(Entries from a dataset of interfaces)
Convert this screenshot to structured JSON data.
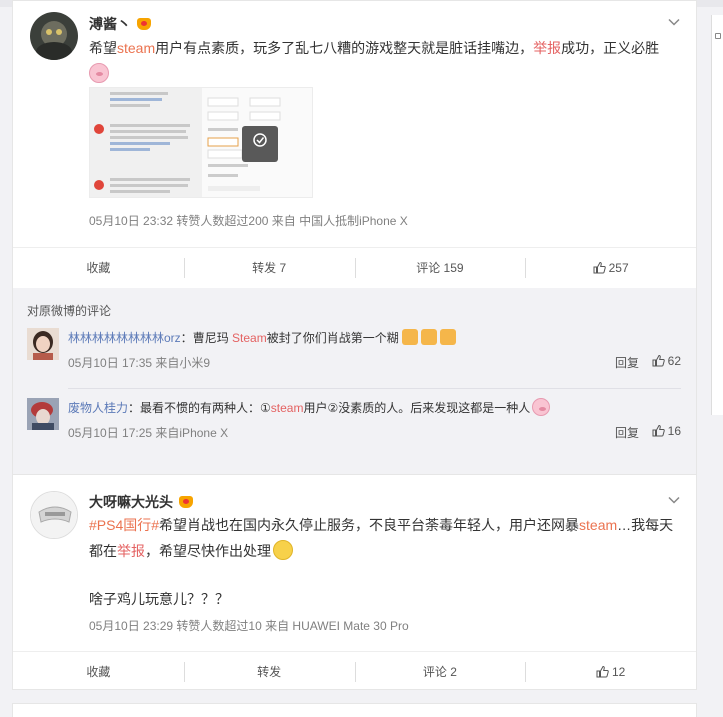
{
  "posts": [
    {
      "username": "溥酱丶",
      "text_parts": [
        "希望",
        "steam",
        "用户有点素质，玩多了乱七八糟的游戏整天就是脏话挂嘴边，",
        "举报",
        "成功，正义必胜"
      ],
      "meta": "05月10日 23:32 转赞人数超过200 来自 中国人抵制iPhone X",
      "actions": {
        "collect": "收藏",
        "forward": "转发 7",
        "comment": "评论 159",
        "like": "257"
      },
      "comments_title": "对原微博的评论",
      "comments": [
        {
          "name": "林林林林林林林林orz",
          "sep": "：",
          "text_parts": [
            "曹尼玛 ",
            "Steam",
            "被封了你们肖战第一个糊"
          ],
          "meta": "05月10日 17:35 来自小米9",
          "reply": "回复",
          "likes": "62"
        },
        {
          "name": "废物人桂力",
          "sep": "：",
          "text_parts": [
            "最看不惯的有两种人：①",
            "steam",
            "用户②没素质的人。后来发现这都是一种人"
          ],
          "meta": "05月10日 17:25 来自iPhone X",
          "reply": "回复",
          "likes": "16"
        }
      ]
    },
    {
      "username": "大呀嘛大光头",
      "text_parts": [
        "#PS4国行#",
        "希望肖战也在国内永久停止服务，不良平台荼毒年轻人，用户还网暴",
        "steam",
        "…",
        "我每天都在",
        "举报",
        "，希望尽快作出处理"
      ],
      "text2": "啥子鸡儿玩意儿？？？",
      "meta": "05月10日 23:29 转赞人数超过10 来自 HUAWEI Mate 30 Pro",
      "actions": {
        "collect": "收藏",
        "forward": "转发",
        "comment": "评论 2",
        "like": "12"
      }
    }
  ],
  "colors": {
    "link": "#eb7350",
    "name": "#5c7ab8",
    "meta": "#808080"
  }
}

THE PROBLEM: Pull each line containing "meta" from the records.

THE COMPLETED TASK:
      "meta": "05月10日 23:32 转赞人数超过200 来自 中国人抵制iPhone X",
          "meta": "05月10日 17:35 来自小米9",
          "meta": "05月10日 17:25 来自iPhone X",
      "meta": "05月10日 23:29 转赞人数超过10 来自 HUAWEI Mate 30 Pro",
    "meta": "#808080"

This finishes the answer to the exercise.